Adelscott, seeing he has the advantage, starts to push. While this feels a little overeager, Adelscott does have a maxed army, and Mvp’s first couple Vikings are just starting to come out, so this is his only shot at a timing window. If Mvp hadn’t pushed Adelscott’s Gold, Adelscott would have had a much better timing attack then, but Mvp’s push does keep Adelscott from getting the easy win, as he’s forced back from the Planetary Fortress, though retains the lead 140 vs. 120.
That last battle seems to give Mvp a second wind, as he starts really producing units (Bio + Vikings and even more Hellions), and takes his fourth. This really suggests to me that Mvp wasn’t used to that prolonged Warpgate composition, but now that he sees the more familiar Colossus Deathball, his instincts are starting to kick in. This is a beast he’s tangled with before. Unfortunately, it might be too little too late, as Adelscott expands to both the 3 and the 9 o’clock positions, using Photon Cannons to defend them. This might seem like a bad move, but actually Adelscott is a head and sitting on about 3k minerals after their last conflict.
At 23:00 Adelscott catches Mvp out of position and attacks his Gold. Mvp is ready for this, but the size difference in their armies is starting to show (initially 172 vs. 143), though he does manage to kill all three Colossus. Adelscott ends up ahead at 140 vs. 82, but decides not to press the issue. Adelscott’s 5th has just finished and his 6th is almost done, so backing off here is a very smart move. Mvp, still recovering from his earlier daze, finally remembers that Ghosts counter heavy Gateway play, and starts producing a couple.
For those of you playing at home, this game is effectively over. In fact, it’s been over since Mvp’s push on Adelscott’s Gold failed. Although the game will drag on another 3 minutes, Mvp is fielding about half the army Adelscott is (remember most of his supply is SCVs), and has only one Expansion that isn’t mined out, compared to Adelscott’s three. I could tell you about how he tries some Hellion play (finally), or how Adelscott uses a lone Zealot to harass Mvp’s only remaining mineral line, forcing him out of position so he can crush him with that Colossus death ball, but honestly, it doesn’t matter.
Now, I’m sure there will be people who cry “lag,” or that Adelscott had the advantage of seeing a lot of Mvp’s play and the converse isn’t true, but for my 2 cents, Mvp’s play was insular. He’s spent too long against the Colossus into HT and Colossus/Voidray builds that he floundered against a simple 4Gate into Blink Stalker, and only regained his footing when Adelscott added on the familiar Colossus.
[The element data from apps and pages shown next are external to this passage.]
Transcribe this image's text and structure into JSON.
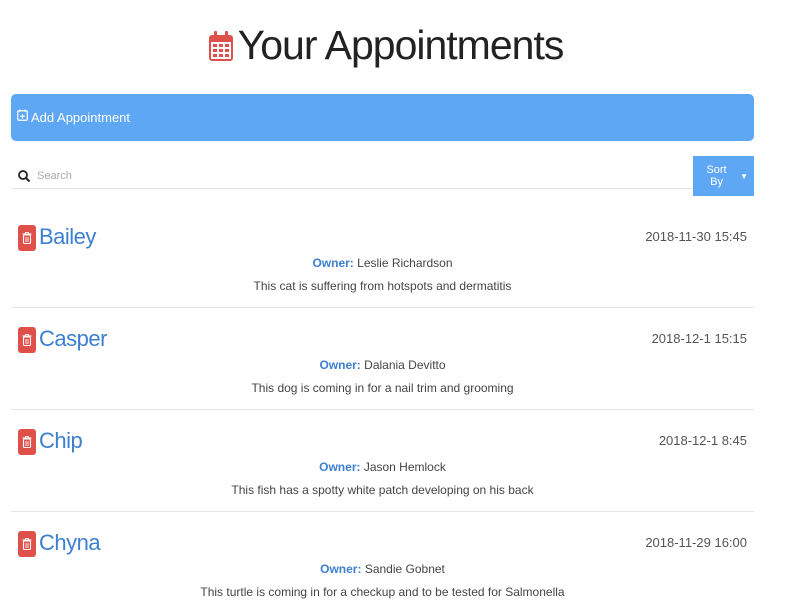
{
  "header": {
    "title": "Your Appointments",
    "icon": "calendar-icon",
    "icon_color": "#e0504a"
  },
  "add_bar": {
    "label": "Add Appointment",
    "icon": "calendar-plus-icon",
    "color": "#5ea7f5"
  },
  "search": {
    "placeholder": "Search",
    "value": "",
    "icon": "search-icon"
  },
  "sort": {
    "label": "Sort By",
    "icon": "caret-down-icon"
  },
  "colors": {
    "accent": "#5ea7f5",
    "pet_name": "#3d7fd0",
    "delete": "#e0504a"
  },
  "appointments": [
    {
      "pet_name": "Bailey",
      "date": "2018-11-30 15:45",
      "owner_label": "Owner:",
      "owner": "Leslie Richardson",
      "notes": "This cat is suffering from hotspots and dermatitis"
    },
    {
      "pet_name": "Casper",
      "date": "2018-12-1 15:15",
      "owner_label": "Owner:",
      "owner": "Dalania Devitto",
      "notes": "This dog is coming in for a nail trim and grooming"
    },
    {
      "pet_name": "Chip",
      "date": "2018-12-1 8:45",
      "owner_label": "Owner:",
      "owner": "Jason Hemlock",
      "notes": "This fish has a spotty white patch developing on his back"
    },
    {
      "pet_name": "Chyna",
      "date": "2018-11-29 16:00",
      "owner_label": "Owner:",
      "owner": "Sandie Gobnet",
      "notes": "This turtle is coming in for a checkup and to be tested for Salmonella"
    }
  ]
}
I think that’s what happened to most of the Korean players, why Adelscott went 2-0, GoOdy went 2-1 and ThorZaIN 2-0. The Koreans didn’t practice for their foreigners and when they encountered something they didn’t expect, they weren’t ready.